Stored dataset items:
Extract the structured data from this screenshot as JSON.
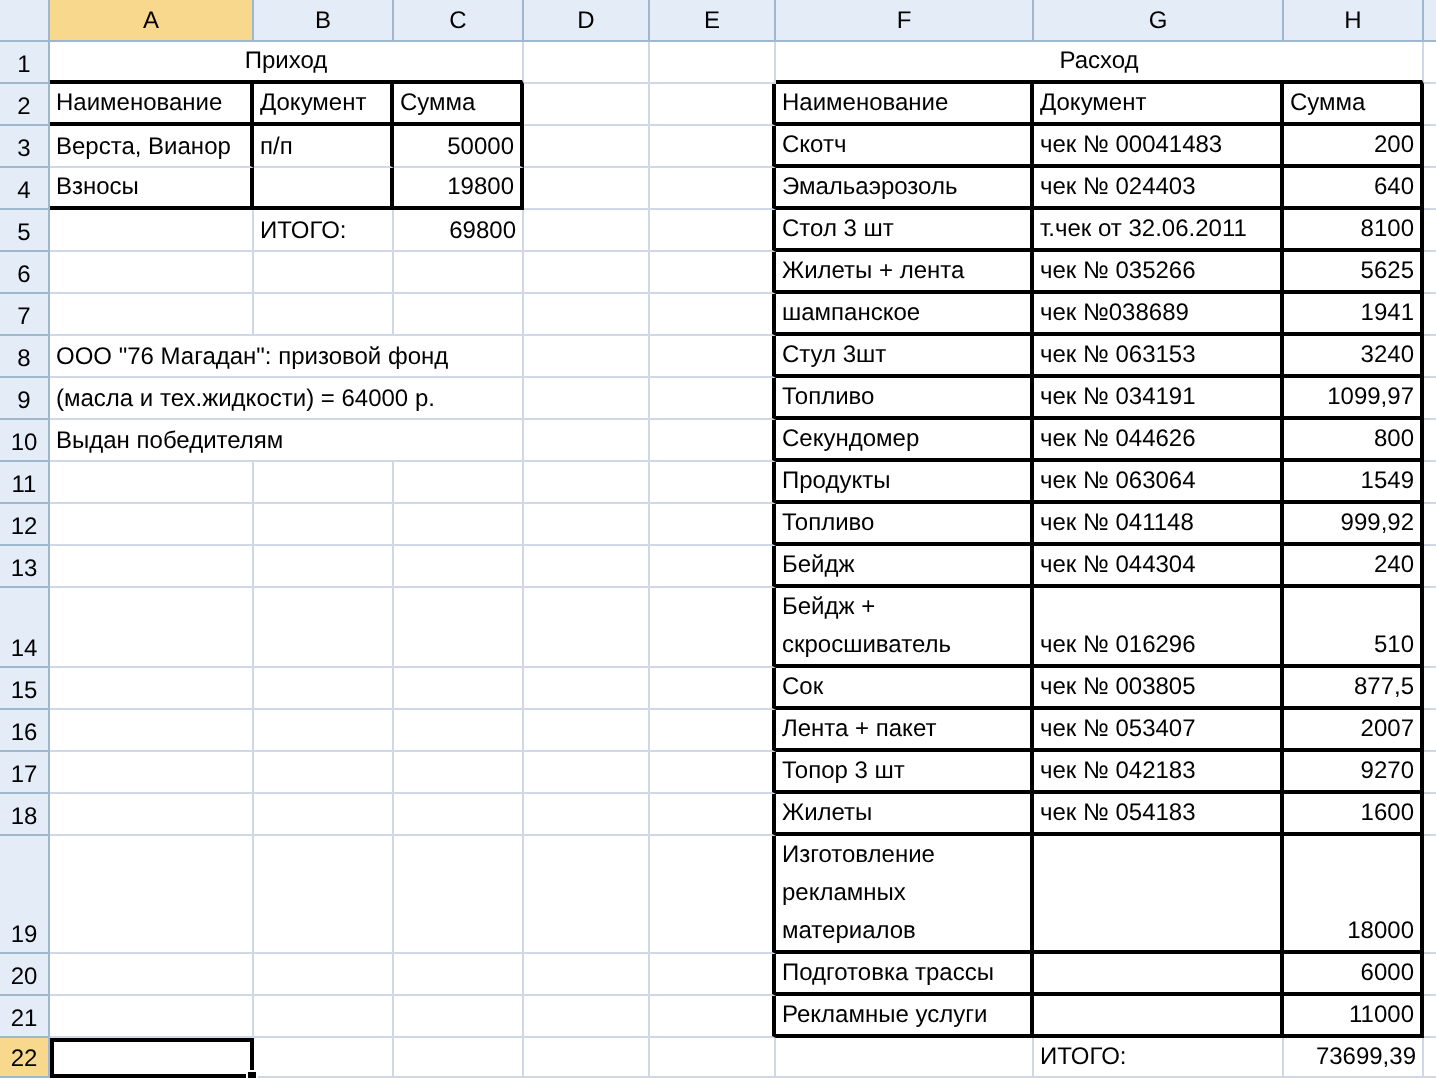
{
  "columns": [
    {
      "label": "A",
      "selected": true
    },
    {
      "label": "B",
      "selected": false
    },
    {
      "label": "C",
      "selected": false
    },
    {
      "label": "D",
      "selected": false
    },
    {
      "label": "E",
      "selected": false
    },
    {
      "label": "F",
      "selected": false
    },
    {
      "label": "G",
      "selected": false
    },
    {
      "label": "H",
      "selected": false
    }
  ],
  "row_numbers": [
    {
      "label": "1",
      "selected": false
    },
    {
      "label": "2",
      "selected": false
    },
    {
      "label": "3",
      "selected": false
    },
    {
      "label": "4",
      "selected": false
    },
    {
      "label": "5",
      "selected": false
    },
    {
      "label": "6",
      "selected": false
    },
    {
      "label": "7",
      "selected": false
    },
    {
      "label": "8",
      "selected": false
    },
    {
      "label": "9",
      "selected": false
    },
    {
      "label": "10",
      "selected": false
    },
    {
      "label": "11",
      "selected": false
    },
    {
      "label": "12",
      "selected": false
    },
    {
      "label": "13",
      "selected": false
    },
    {
      "label": "14",
      "selected": false
    },
    {
      "label": "15",
      "selected": false
    },
    {
      "label": "16",
      "selected": false
    },
    {
      "label": "17",
      "selected": false
    },
    {
      "label": "18",
      "selected": false
    },
    {
      "label": "19",
      "selected": false
    },
    {
      "label": "20",
      "selected": false
    },
    {
      "label": "21",
      "selected": false
    },
    {
      "label": "22",
      "selected": true
    }
  ],
  "income": {
    "title": "Приход",
    "columns": [
      "Наименование",
      "Документ",
      "Сумма"
    ],
    "rows": [
      {
        "name": "Верста, Вианор",
        "document": "п/п",
        "amount": "50000"
      },
      {
        "name": "Взносы",
        "document": "",
        "amount": "19800"
      }
    ],
    "total_label": "ИТОГО:",
    "total": "69800"
  },
  "note": [
    "ООО \"76 Магадан\": призовой фонд",
    "(масла и тех.жидкости) = 64000 р.",
    "Выдан победителям"
  ],
  "expense": {
    "title": "Расход",
    "columns": [
      "Наименование",
      "Документ",
      "Сумма"
    ],
    "rows": [
      {
        "name": "Скотч",
        "document": "чек № 00041483",
        "amount": "200"
      },
      {
        "name": "Эмальаэрозоль",
        "document": "чек № 024403",
        "amount": "640"
      },
      {
        "name": "Стол 3 шт",
        "document": "т.чек от 32.06.2011",
        "amount": "8100"
      },
      {
        "name": "Жилеты + лента",
        "document": "чек № 035266",
        "amount": "5625"
      },
      {
        "name": "шампанское",
        "document": "чек №038689",
        "amount": "1941"
      },
      {
        "name": "Стул 3шт",
        "document": "чек № 063153",
        "amount": "3240"
      },
      {
        "name": "Топливо",
        "document": "чек № 034191",
        "amount": "1099,97"
      },
      {
        "name": "Секундомер",
        "document": "чек № 044626",
        "amount": "800"
      },
      {
        "name": "Продукты",
        "document": "чек № 063064",
        "amount": "1549"
      },
      {
        "name": "Топливо",
        "document": "чек № 041148",
        "amount": "999,92"
      },
      {
        "name": "Бейдж",
        "document": "чек № 044304",
        "amount": "240"
      },
      {
        "name": "Бейдж + скросшиватель",
        "document": "чек № 016296",
        "amount": "510"
      },
      {
        "name": "Сок",
        "document": "чек № 003805",
        "amount": "877,5"
      },
      {
        "name": "Лента + пакет",
        "document": "чек № 053407",
        "amount": "2007"
      },
      {
        "name": "Топор 3 шт",
        "document": "чек № 042183",
        "amount": "9270"
      },
      {
        "name": "Жилеты",
        "document": "чек № 054183",
        "amount": "1600"
      },
      {
        "name": "Изготовление рекламных материалов",
        "document": "",
        "amount": "18000"
      },
      {
        "name": "Подготовка трассы",
        "document": "",
        "amount": "6000"
      },
      {
        "name": "Рекламные услуги",
        "document": "",
        "amount": "11000"
      }
    ],
    "total_label": "ИТОГО:",
    "total": "73699,39"
  }
}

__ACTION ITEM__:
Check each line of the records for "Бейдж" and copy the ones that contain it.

__SOLVED EXERCISE__:
        "name": "Бейдж",
        "name": "Бейдж + скросшиватель",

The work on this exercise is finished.